Daniel Wolpert’s Creating a Life with God: The Call of Ancient Prayer Practices is less concrete than Rhodes’ book, with fewer directions and more room to experiment. In this way, he grants us permission to follow the progression from specifics to spaciousness.
Wolpert’s book isn’t as orthodox in its assumptions as Rhodes’. For example, he leaves the designation “a sinner” out of his Jesus Prayer. He directly references neither our need to deal with sin nor our want of freedom from oppression. He avoids using Scripture’s masculine pronouns for God. And he cites fewer Scripture sources than Rhodes did.
He also expects less Scripture-reading for its own sake. For example, in lectio divina (holy reading) some understand the first step as Bible study proper. They reserve the reading rung for seeking to understand what the Scripture means in general and leave the meaning-for-me-in-particular to the second/meditation step of lectio. Wolpert, on the other hand, has us looking immediately for words and phrases that stand out to us personally.
This stray from orthodoxy may be due to the incorporation of what Wolpert has learned of prayer from other religions. Or it may reflect a deep respect for his reader and each person’s journey. Both habits—learning truth from whatever its immediate source and respecting God’s work in others—would benefit us to learn. Both of them require trust in God’s sovereign rule over the objective and the subjective parts of our experience.
Wolpert continues his focus on the individual journey in his group practices, where he directs people to attempt the method alone and then share the results (debrief). This is a Western approach that values tolerance and allows community experience to be much more controlled by the individual.
Wolpert does take the Eastern view when presenting apophatic prayer, encouraging the reader that the purpose of this method is “nothing.” This is the only place I suggest caution, not because apophatic prayer is valueless—one can imagine the benefits of approaching God without an agenda, however difficult that may be—but because it is dangerous. Opening oneself to emptiness in order to know God is different than entering the void for the void’s sake.

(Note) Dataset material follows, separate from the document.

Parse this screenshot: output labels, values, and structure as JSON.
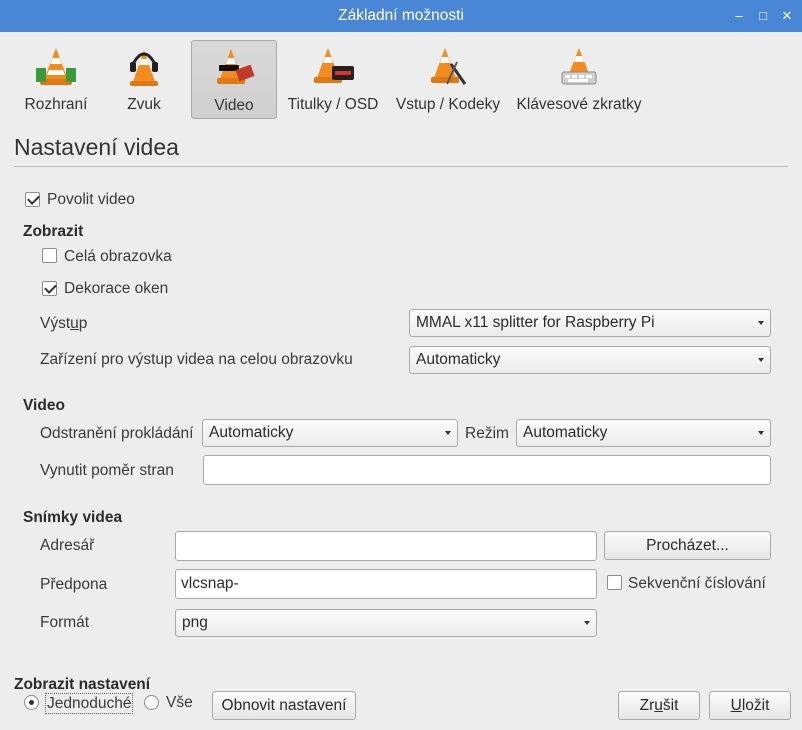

Those with prior experience in witchcraft, Satanism, New Age, Transcendental Meditation, Hindu gods, spirit guides, etc. would do better to seek specific instruction on apophatic prayer from a minister, spiritual director, or Christian friend. Someone who can teach the Christian view, provide suggestions specific to the individual, and walk alongside the pray-er will be a safer resource for learning apophatic prayer than an impersonal book.

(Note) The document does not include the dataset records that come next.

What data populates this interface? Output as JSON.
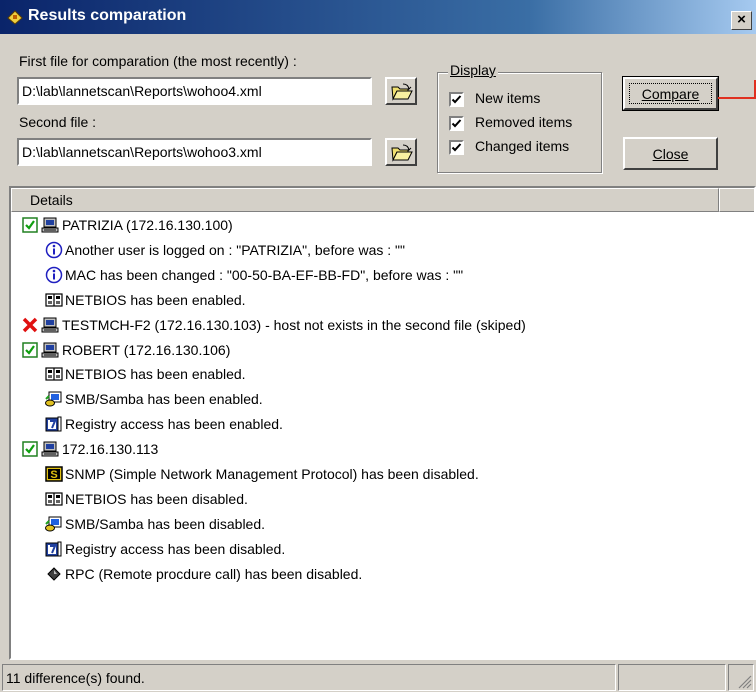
{
  "window": {
    "title": "Results comparation",
    "close_label": "×"
  },
  "first_file": {
    "label": "First file for comparation (the most recently) :",
    "value": "D:\\lab\\lannetscan\\Reports\\wohoo4.xml"
  },
  "second_file": {
    "label": "Second file :",
    "value": "D:\\lab\\lannetscan\\Reports\\wohoo3.xml"
  },
  "display": {
    "title": "Display",
    "options": [
      {
        "label": "New items",
        "checked": true
      },
      {
        "label": "Removed items",
        "checked": true
      },
      {
        "label": "Changed items",
        "checked": true
      }
    ]
  },
  "buttons": {
    "compare": "Compare",
    "close": "Close"
  },
  "list": {
    "header": "Details",
    "rows": [
      {
        "icon": "green-check-icon",
        "icon2": "computer-icon",
        "text": "PATRIZIA (172.16.130.100)",
        "level": 0
      },
      {
        "icon": "info-icon",
        "text": "Another user is logged on : \"PATRIZIA\", before was : \"\"",
        "level": 1
      },
      {
        "icon": "info-icon",
        "text": "MAC has been changed : \"00-50-BA-EF-BB-FD\", before was : \"\"",
        "level": 1
      },
      {
        "icon": "netbios-icon",
        "text": "NETBIOS has been enabled.",
        "level": 1
      },
      {
        "icon": "red-x-icon",
        "icon2": "computer-icon",
        "text": "TESTMCH-F2 (172.16.130.103) - host not exists in the second file (skiped)",
        "level": 0
      },
      {
        "icon": "green-check-icon",
        "icon2": "computer-icon",
        "text": "ROBERT (172.16.130.106)",
        "level": 0
      },
      {
        "icon": "netbios-icon",
        "text": "NETBIOS has been enabled.",
        "level": 1
      },
      {
        "icon": "samba-icon",
        "text": "SMB/Samba has been enabled.",
        "level": 1
      },
      {
        "icon": "registry-icon",
        "text": "Registry access has been enabled.",
        "level": 1
      },
      {
        "icon": "green-check-icon",
        "icon2": "computer-icon",
        "text": "172.16.130.113",
        "level": 0
      },
      {
        "icon": "snmp-icon",
        "text": "SNMP (Simple Network Management Protocol) has been disabled.",
        "level": 1
      },
      {
        "icon": "netbios-icon",
        "text": "NETBIOS has been disabled.",
        "level": 1
      },
      {
        "icon": "samba-icon",
        "text": "SMB/Samba has been disabled.",
        "level": 1
      },
      {
        "icon": "registry-icon",
        "text": "Registry access has been disabled.",
        "level": 1
      },
      {
        "icon": "rpc-icon",
        "text": "RPC (Remote procdure call) has been disabled.",
        "level": 1
      }
    ]
  },
  "status": {
    "text": "11 difference(s) found."
  },
  "colors": {
    "title_bar": "#0a246a",
    "face": "#d4d0c8",
    "accent_line": "#e03020"
  }
}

The “traveling companions” Wolpert does permit are various historical figures and their stories, which he introduces rather loosely throughout the book. He avoids formalized academic histories, instead organizing prayer into four roomy but clear categories:
- the foundations of solitude and Scripture,

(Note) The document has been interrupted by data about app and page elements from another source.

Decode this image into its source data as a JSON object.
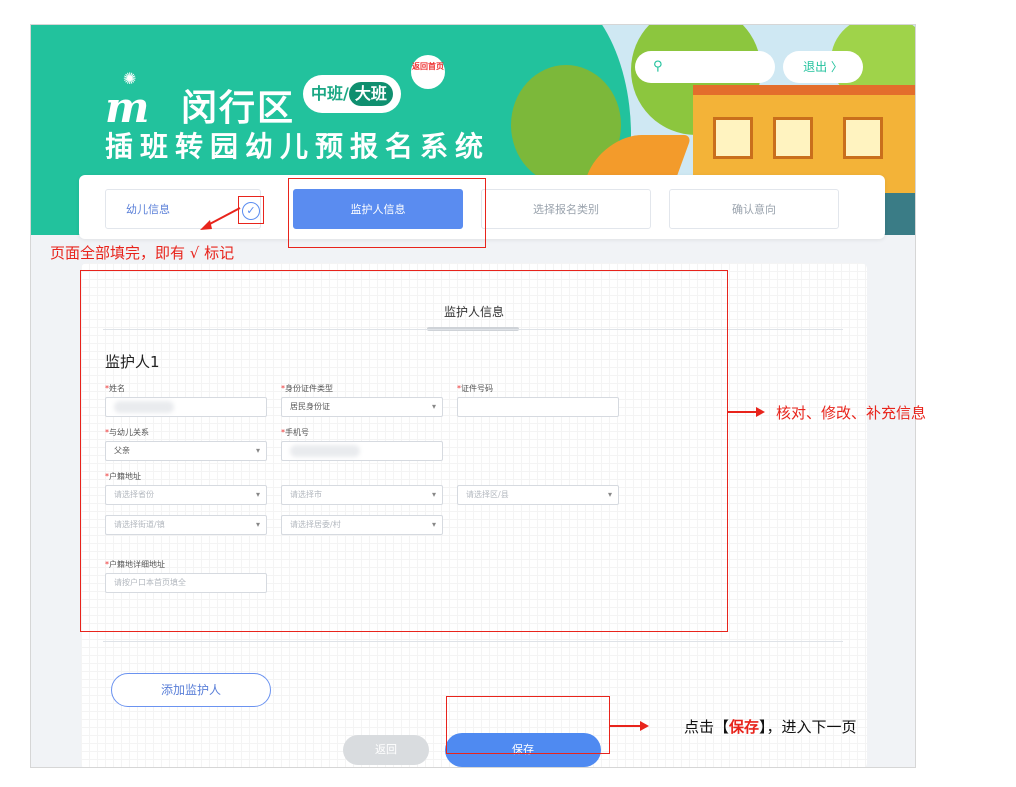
{
  "header": {
    "logo_letter": "m",
    "district": "闵行区",
    "class_middle": "中班",
    "class_big": "大班",
    "home_link": "返回首页",
    "system_title": "插班转园幼儿预报名系统",
    "logout": "退出 〉"
  },
  "steps": [
    {
      "label": "幼儿信息",
      "state": "done"
    },
    {
      "label": "监护人信息",
      "state": "active"
    },
    {
      "label": "选择报名类别",
      "state": "pending"
    },
    {
      "label": "确认意向",
      "state": "pending"
    }
  ],
  "form": {
    "section_title": "监护人信息",
    "guardian_heading": "监护人1",
    "labels": {
      "name": "姓名",
      "id_type": "身份证件类型",
      "id_number": "证件号码",
      "relation": "与幼儿关系",
      "phone": "手机号",
      "hukou_address": "户籍地址",
      "hukou_detail": "户籍地详细地址"
    },
    "values": {
      "id_type": "居民身份证",
      "relation": "父亲"
    },
    "placeholders": {
      "province": "请选择省份",
      "city": "请选择市",
      "district": "请选择区/县",
      "street": "请选择街道/镇",
      "committee": "请选择居委/村",
      "detail": "请按户口本首页填全"
    },
    "add_guardian": "添加监护人",
    "back": "返回",
    "save": "保存"
  },
  "annotations": {
    "check_note": "页面全部填完，即有 √ 标记",
    "verify_note": "核对、修改、补充信息",
    "save_note_prefix": "点击【",
    "save_note_highlight": "保存",
    "save_note_suffix": "】，进入下一页"
  },
  "colors": {
    "banner_green": "#22c29d",
    "primary_blue": "#4f8af1",
    "annotation_red": "#e8241c"
  }
}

- mental prayer,
- body prayer, and
- outwardly focused prayer.